**REQUIREMENT**. Print all the data, keeping every line exactly as it is.

**EXERCISE DATA**.
----------
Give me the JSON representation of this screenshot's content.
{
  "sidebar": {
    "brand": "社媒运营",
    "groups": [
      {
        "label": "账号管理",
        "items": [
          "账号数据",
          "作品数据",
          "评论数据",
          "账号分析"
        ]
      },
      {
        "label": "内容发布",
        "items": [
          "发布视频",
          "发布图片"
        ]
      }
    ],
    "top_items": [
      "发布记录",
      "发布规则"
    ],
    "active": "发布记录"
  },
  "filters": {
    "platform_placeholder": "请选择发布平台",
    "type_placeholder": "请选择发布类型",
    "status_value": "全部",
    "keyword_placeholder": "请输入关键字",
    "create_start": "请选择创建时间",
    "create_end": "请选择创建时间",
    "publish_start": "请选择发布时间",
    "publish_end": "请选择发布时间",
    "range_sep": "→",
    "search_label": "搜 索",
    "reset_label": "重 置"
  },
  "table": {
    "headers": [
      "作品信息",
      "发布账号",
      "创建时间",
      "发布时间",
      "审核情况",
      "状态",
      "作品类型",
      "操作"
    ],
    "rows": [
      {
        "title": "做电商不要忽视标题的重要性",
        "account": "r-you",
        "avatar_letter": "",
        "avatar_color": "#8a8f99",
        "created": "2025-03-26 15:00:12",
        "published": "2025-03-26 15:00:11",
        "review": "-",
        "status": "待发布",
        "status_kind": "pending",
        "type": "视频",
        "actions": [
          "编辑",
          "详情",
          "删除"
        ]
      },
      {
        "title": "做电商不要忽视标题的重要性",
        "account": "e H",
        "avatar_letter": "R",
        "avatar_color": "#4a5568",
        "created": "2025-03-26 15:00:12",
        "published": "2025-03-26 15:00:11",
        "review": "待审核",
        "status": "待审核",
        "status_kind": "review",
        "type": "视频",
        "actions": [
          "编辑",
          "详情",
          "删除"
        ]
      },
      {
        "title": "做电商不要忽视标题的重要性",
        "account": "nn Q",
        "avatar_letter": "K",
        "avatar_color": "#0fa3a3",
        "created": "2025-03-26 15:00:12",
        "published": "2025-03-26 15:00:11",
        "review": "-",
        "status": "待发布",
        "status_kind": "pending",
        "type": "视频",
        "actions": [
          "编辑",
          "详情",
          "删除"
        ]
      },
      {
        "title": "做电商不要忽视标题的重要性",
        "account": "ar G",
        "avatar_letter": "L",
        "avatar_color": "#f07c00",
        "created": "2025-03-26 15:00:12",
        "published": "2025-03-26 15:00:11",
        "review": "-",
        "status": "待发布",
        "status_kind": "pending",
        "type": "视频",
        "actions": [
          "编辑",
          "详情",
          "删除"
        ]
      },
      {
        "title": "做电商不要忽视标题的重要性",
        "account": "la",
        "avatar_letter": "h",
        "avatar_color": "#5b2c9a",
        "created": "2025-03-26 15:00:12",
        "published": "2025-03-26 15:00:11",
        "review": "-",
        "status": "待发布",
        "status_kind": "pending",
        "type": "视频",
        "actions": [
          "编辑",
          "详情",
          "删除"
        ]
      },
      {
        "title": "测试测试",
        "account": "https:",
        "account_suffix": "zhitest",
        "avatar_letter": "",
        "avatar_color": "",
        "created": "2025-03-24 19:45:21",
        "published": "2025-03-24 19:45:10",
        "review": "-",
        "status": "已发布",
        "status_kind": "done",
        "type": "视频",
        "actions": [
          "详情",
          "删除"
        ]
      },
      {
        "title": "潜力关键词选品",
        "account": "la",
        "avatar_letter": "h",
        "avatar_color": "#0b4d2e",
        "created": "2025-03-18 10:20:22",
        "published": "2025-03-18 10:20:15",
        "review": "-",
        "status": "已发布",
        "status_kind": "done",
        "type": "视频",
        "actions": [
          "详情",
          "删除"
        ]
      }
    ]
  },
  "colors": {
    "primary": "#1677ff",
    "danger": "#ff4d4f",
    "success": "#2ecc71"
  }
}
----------
**RESPONSE**.
Give me the JSON representation of this screenshot's content.
{
  "sidebar": {
    "brand": "社媒运营",
    "groups": [
      {
        "label": "账号管理",
        "items": [
          "账号数据",
          "作品数据",
          "评论数据",
          "账号分析"
        ]
      },
      {
        "label": "内容发布",
        "items": [
          "发布视频",
          "发布图片"
        ]
      }
    ],
    "top_items": [
      "发布记录",
      "发布规则"
    ],
    "active": "发布记录"
  },
  "filters": {
    "platform_placeholder": "请选择发布平台",
    "type_placeholder": "请选择发布类型",
    "status_value": "全部",
    "keyword_placeholder": "请输入关键字",
    "create_start": "请选择创建时间",
    "create_end": "请选择创建时间",
    "publish_start": "请选择发布时间",
    "publish_end": "请选择发布时间",
    "range_sep": "→",
    "search_label": "搜 索",
    "reset_label": "重 置"
  },
  "table": {
    "headers": [
      "作品信息",
      "发布账号",
      "创建时间",
      "发布时间",
      "审核情况",
      "状态",
      "作品类型",
      "操作"
    ],
    "rows": [
      {
        "title": "做电商不要忽视标题的重要性",
        "account": "r-you",
        "avatar_letter": "",
        "avatar_color": "#8a8f99",
        "created": "2025-03-26 15:00:12",
        "published": "2025-03-26 15:00:11",
        "review": "-",
        "status": "待发布",
        "status_kind": "pending",
        "type": "视频",
        "actions": [
          "编辑",
          "详情",
          "删除"
        ]
      },
      {
        "title": "做电商不要忽视标题的重要性",
        "account": "e H",
        "avatar_letter": "R",
        "avatar_color": "#4a5568",
        "created": "2025-03-26 15:00:12",
        "published": "2025-03-26 15:00:11",
        "review": "待审核",
        "status": "待审核",
        "status_kind": "review",
        "type": "视频",
        "actions": [
          "编辑",
          "详情",
          "删除"
        ]
      },
      {
        "title": "做电商不要忽视标题的重要性",
        "account": "nn Q",
        "avatar_letter": "K",
        "avatar_color": "#0fa3a3",
        "created": "2025-03-26 15:00:12",
        "published": "2025-03-26 15:00:11",
        "review": "-",
        "status": "待发布",
        "status_kind": "pending",
        "type": "视频",
        "actions": [
          "编辑",
          "详情",
          "删除"
        ]
      },
      {
        "title": "做电商不要忽视标题的重要性",
        "account": "ar G",
        "avatar_letter": "L",
        "avatar_color": "#f07c00",
        "created": "2025-03-26 15:00:12",
        "published": "2025-03-26 15:00:11",
        "review": "-",
        "status": "待发布",
        "status_kind": "pending",
        "type": "视频",
        "actions": [
          "编辑",
          "详情",
          "删除"
        ]
      },
      {
        "title": "做电商不要忽视标题的重要性",
        "account": "la",
        "avatar_letter": "h",
        "avatar_color": "#5b2c9a",
        "created": "2025-03-26 15:00:12",
        "published": "2025-03-26 15:00:11",
        "review": "-",
        "status": "待发布",
        "status_kind": "pending",
        "type": "视频",
        "actions": [
          "编辑",
          "详情",
          "删除"
        ]
      },
      {
        "title": "测试测试",
        "account": "https:",
        "account_suffix": "zhitest",
        "avatar_letter": "",
        "avatar_color": "",
        "created": "2025-03-24 19:45:21",
        "published": "2025-03-24 19:45:10",
        "review": "-",
        "status": "已发布",
        "status_kind": "done",
        "type": "视频",
        "actions": [
          "详情",
          "删除"
        ]
      },
      {
        "title": "潜力关键词选品",
        "account": "la",
        "avatar_letter": "h",
        "avatar_color": "#0b4d2e",
        "created": "2025-03-18 10:20:22",
        "published": "2025-03-18 10:20:15",
        "review": "-",
        "status": "已发布",
        "status_kind": "done",
        "type": "视频",
        "actions": [
          "详情",
          "删除"
        ]
      }
    ]
  },
  "colors": {
    "primary": "#1677ff",
    "danger": "#ff4d4f",
    "success": "#2ecc71"
  }
}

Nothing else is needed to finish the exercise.